Sometimes a local cöherence makes a bold, imaginative move. Saltation is a leap in evolution. Turtles exemplify saltation.
It’s a dangerous world. One common adaptation among animals and plants is for defense.
There is no other animal like a turtle. Their shell is made of modified ribs which have drastically overgrown.
Turtle shoulders are inside their rib cage. A novel arrangement.
Also unique to turtles is their ability to quickly extend or retract their heads. This trait is not just for defense. Some turtles quickly spring their head forward to snatch prey. These turtles act as ambush hunters, their shell casually looking like a rock.
Turtles abruptly appeared in the fossil record 250 million years ago. The shells of such bony creatures would have been preserved if they had existed. Nothing turtle-like has been found except turtles.
A testimony to the success of turtle saltation is that their body basics have scarcely changed since they first emerged.
Evolution aims at survival. Regardless of life form, the tools to stay alive are much the same. A common need for all involves senses – and corresponding minds – to comprehend the environment. Adaptation often converges toward the same solution.
Vision independently evolved over 50 times in unrelated animals, often using quite different types of eyes. Though they don’t have eyes, plants in different families also convergently evolved vision numerous times.
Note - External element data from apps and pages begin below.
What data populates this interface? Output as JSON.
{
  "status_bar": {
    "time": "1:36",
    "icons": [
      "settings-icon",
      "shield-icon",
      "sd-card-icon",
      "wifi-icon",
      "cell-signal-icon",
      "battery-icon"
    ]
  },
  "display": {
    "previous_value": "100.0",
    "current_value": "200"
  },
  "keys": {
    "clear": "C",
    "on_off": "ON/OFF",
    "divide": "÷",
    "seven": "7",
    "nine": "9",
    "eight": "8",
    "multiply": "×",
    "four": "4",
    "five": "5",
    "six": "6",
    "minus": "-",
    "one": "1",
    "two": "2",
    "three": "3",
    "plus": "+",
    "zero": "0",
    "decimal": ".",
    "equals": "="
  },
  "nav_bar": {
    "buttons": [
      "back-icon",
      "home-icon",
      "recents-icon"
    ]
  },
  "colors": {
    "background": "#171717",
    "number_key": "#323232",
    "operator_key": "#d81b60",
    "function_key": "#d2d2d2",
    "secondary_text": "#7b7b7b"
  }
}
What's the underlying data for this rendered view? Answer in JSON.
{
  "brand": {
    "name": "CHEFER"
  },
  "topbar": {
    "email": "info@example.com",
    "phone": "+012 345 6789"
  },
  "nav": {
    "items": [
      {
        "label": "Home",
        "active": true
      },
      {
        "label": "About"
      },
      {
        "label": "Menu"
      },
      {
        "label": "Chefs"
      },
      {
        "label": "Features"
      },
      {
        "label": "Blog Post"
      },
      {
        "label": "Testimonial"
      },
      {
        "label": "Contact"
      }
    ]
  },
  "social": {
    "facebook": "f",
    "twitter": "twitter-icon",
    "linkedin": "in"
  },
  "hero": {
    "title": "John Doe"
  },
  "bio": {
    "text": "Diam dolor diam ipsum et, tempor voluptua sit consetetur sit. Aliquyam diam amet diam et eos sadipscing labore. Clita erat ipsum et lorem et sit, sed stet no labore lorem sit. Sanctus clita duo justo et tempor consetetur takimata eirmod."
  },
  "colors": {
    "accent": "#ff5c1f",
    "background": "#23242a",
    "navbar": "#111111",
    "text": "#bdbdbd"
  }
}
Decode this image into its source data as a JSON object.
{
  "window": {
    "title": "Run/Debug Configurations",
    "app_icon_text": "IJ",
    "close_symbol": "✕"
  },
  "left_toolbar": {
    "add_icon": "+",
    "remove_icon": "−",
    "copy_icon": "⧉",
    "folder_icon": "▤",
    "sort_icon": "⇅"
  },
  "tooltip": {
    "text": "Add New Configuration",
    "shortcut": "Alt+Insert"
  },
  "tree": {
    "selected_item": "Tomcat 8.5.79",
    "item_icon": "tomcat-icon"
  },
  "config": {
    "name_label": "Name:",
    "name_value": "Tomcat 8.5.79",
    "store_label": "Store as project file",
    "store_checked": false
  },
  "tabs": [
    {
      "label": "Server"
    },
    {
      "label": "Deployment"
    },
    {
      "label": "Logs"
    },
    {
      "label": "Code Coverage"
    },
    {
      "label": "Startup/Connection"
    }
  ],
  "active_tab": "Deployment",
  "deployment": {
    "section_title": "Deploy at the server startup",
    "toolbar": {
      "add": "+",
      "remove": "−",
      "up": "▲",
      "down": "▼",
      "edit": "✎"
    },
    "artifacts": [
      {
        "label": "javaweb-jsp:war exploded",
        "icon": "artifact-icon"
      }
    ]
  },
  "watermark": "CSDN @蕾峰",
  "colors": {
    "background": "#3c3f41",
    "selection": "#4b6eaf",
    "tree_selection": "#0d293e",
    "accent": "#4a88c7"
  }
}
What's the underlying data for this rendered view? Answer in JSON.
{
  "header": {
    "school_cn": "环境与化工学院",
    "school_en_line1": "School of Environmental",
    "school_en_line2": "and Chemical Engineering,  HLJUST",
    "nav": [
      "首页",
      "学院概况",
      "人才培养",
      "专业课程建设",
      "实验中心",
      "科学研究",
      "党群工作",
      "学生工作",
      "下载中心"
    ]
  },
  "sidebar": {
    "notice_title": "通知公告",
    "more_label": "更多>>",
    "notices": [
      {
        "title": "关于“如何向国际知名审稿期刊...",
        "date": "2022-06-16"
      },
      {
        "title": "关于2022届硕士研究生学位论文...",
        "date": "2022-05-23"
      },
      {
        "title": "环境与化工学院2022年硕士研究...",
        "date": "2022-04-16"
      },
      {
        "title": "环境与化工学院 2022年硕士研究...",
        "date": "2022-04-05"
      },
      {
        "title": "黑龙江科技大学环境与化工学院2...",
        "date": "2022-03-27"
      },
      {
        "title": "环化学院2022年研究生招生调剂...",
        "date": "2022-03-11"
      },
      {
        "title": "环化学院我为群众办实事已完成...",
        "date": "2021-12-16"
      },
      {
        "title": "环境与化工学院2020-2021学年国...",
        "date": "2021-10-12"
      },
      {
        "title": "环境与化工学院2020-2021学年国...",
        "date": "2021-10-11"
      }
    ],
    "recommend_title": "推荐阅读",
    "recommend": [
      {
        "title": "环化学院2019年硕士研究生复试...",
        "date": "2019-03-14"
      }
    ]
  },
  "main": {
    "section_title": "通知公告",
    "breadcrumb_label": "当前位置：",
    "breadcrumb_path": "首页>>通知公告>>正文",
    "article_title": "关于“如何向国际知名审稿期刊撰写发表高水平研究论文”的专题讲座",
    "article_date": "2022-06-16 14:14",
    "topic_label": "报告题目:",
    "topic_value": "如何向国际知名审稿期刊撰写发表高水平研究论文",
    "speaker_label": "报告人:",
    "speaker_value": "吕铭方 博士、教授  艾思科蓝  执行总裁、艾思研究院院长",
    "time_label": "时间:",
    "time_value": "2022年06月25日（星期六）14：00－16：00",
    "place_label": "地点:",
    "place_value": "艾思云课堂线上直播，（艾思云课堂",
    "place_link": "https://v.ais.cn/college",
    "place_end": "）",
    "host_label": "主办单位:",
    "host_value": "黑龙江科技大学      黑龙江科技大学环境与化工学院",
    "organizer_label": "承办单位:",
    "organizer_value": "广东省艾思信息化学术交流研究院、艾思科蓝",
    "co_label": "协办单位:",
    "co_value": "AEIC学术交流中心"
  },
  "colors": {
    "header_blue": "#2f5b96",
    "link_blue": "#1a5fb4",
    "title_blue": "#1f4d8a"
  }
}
Algae are seafaring single-cell organisms that feed off sunlight. Land plants evolved from algae.
Erythropsidinium is a single-celled alga. It has an eye that it uses to catch prey and avoid predators. No brain nor nervous system. But a functional eye and a mind that knows how to use it.
Camouflage is a stratagem: a trickery that may protect or help a predator catch prey. A tremendous number of microbes, plants, and animals independently turned to camouflage to raise their odds of survival. The local cöherence behind these organisms often converged to the same solution.
“There is a pervasive occurrence of convergence across the tree of life. Many roads can lead to evolved similarity in disparate branches.” ~ Hungarian evolutionary geneticist László Nagy
Adaptations may not work out because environments change. The challenge of living is ongoing.
There is an intricate order to life and its evolution. A cöherence which cannot be accounted for by the random arrangement of matter. Further, the vitality of life cannot be explained by molecules shuffling about.
Every life form is aware and intelligent. Even molecules such as proteins and viruses are conscious and have minds.
Vitalism. Cöherence. Consciousness. Intelligence. Adaptation. All are far beyond what matterism could muster.
“A purpose, an intention, a design, strikes everywhere even the careless, the most stupid thinker.” ~ 18th-century Scottish philosopher David Hume